A 1930's era Ford Tri-Motor taxis at the Experimental Aircraft Industry Email List Association AirVenture 2013. 1930's era Ford Tri-Motor. News from Getty Images As a lifelong pacifist, Ford refused to produce arms for either of the world wars, but he did make Industry Email List engines suitable for aircraft, jeeps, and ambulances. Made by the Ford Airplane Company, the Ford Tri-Motor, or "Tin Goose," was the mainstay of the earliest airplane passenger service Industry Email List between the late 1920s and early 1930s. Even though only 199 were ever built, Ford's all-metal construction, 15-passenger capacity planes suited the needs of almost all of the early airlines until newer, larger, and faster planes from Boeing and Douglas became available.
Other Projects Although best known for the Industry Email List Model T, Ford was a restless man and had a substantial number of side projects. One of his most successful was a farm tractor, called the Fordson, which he began developing in 1906. It was built Industry Email List on a Model B engine with a large water tank in place of a standard radiator. By 1916, he had built working Industry Email List prototypes, and when World War I started, he produced them internationally. The Fordson continued to be made in the U.S. until 1928; his factories in Cork, Ireland, and Dagenham, England, made Fordsons throughout World War II. Right-side view of a man sitting near an orchard on a Fordson tractor. Fordson farm tractor.
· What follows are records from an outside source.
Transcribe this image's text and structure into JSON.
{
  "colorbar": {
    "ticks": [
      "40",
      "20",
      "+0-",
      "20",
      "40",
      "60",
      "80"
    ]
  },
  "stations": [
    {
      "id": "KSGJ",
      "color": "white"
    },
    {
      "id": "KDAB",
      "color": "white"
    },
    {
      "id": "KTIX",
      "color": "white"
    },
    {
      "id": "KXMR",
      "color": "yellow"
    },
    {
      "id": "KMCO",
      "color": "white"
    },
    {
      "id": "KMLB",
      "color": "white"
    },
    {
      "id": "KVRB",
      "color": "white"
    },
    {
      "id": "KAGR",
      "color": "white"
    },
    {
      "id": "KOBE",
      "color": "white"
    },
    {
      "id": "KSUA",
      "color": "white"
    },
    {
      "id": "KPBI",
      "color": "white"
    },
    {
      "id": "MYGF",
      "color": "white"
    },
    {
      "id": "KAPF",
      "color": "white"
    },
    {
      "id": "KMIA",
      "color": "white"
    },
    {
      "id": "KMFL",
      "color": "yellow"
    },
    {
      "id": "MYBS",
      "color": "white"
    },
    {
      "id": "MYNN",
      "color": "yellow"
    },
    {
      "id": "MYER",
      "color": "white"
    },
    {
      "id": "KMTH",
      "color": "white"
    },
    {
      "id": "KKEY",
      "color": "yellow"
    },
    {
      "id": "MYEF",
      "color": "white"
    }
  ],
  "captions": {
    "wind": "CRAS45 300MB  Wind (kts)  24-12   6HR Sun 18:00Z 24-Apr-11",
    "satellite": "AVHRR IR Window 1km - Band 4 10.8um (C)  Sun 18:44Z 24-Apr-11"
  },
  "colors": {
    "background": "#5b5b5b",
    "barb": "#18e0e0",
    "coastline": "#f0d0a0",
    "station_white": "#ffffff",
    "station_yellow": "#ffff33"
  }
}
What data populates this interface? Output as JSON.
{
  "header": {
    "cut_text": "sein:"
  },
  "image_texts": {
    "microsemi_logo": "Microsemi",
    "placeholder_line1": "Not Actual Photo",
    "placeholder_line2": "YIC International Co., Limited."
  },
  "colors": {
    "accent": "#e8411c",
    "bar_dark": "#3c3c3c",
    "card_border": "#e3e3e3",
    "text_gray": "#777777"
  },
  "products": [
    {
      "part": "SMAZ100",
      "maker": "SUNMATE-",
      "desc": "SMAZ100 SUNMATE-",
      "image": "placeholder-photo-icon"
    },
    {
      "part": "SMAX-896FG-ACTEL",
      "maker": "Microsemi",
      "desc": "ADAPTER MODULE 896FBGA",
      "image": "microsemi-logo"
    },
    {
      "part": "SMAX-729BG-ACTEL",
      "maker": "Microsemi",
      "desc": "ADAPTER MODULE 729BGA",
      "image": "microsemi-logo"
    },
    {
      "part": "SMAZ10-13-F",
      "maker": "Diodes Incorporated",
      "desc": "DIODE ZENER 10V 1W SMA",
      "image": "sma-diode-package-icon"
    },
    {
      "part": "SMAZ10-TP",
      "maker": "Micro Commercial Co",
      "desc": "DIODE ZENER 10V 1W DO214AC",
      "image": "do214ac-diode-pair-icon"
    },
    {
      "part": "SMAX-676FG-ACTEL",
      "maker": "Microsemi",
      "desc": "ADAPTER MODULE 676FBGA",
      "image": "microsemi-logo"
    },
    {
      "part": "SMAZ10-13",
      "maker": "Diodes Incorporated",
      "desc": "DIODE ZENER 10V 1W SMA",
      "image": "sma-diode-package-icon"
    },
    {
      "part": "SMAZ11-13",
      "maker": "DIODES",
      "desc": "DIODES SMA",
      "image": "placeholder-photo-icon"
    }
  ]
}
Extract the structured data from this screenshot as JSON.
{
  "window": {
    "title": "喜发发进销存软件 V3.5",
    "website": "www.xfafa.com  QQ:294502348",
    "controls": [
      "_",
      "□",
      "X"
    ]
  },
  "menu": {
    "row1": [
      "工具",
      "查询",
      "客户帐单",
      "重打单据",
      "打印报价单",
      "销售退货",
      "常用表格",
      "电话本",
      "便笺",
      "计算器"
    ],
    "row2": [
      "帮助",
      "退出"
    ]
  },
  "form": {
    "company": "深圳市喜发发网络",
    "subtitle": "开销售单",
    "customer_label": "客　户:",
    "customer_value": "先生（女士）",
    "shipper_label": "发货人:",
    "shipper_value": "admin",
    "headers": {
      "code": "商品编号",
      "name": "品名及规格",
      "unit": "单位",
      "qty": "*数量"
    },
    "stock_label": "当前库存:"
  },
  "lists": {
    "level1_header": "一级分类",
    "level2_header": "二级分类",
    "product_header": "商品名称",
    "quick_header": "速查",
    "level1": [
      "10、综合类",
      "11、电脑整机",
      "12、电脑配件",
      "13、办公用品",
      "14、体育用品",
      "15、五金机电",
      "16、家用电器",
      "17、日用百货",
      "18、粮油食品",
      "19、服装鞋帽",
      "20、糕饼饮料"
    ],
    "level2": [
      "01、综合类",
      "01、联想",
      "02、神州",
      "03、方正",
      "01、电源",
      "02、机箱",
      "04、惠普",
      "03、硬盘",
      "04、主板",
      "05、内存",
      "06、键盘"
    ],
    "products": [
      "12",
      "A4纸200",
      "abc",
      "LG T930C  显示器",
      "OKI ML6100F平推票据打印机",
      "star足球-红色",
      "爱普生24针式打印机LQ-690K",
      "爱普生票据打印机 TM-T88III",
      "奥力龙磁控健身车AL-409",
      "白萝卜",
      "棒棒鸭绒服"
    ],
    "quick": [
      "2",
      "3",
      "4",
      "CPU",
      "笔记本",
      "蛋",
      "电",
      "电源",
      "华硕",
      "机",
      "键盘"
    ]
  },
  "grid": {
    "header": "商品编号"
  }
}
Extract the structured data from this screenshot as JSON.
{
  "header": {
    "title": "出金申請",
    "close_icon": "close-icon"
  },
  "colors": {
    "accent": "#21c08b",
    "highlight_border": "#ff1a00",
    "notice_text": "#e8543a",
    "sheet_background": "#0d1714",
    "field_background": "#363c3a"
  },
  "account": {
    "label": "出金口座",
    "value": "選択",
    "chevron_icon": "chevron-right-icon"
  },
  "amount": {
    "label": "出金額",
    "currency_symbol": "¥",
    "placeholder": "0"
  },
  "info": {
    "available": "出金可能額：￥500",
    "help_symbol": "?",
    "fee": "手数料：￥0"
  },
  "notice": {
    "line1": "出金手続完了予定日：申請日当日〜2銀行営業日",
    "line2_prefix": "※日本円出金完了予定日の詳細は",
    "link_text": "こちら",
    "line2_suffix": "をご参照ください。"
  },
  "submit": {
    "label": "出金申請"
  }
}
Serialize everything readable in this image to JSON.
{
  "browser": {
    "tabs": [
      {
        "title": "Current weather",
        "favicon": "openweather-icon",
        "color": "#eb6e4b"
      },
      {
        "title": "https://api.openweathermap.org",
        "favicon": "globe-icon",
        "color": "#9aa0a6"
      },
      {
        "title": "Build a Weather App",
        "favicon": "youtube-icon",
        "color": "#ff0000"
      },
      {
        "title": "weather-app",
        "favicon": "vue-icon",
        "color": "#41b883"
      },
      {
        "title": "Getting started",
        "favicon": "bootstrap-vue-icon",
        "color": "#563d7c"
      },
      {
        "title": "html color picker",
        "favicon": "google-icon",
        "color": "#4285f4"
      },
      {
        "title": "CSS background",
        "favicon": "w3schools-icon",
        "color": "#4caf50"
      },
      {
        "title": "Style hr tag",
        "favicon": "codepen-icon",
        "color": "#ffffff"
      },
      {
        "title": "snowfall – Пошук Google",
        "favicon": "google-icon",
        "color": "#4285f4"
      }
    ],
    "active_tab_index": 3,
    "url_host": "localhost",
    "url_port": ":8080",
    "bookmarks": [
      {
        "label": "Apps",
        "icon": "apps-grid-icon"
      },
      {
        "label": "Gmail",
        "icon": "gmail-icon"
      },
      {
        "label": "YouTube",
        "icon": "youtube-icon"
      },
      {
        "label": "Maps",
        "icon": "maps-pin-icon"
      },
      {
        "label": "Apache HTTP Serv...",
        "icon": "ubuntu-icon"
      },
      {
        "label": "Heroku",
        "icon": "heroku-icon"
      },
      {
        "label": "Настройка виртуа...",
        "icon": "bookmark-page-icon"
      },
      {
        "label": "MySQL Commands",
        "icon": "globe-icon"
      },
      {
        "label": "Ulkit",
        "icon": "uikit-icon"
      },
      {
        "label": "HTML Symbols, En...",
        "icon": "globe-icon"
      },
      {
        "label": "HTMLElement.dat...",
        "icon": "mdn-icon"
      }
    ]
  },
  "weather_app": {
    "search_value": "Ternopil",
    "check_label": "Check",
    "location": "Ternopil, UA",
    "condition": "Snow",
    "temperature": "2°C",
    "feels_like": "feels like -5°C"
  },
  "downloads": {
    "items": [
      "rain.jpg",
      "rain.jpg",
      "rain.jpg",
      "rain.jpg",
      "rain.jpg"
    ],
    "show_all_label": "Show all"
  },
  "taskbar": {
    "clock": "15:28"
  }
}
Archive Photos/Getty Images During World War I, he Industry Email List designed the "Eagle," a submarine chaser powered by a steam turbine. It carried an advanced submarine detection device. Sixty were put into service by 1919, but the costs of development Industry Email List were much higher than original estimates—for one thing, Ford had to excavate canals near his plants to test and transport the new ships. Ford also built hydroelectric plants, eventually Industry Email List constructing 30 of them, including two for the U.S. government: one on the Hudson River near Troy, New York, and one on the Mississippi River at Minneapolis/St.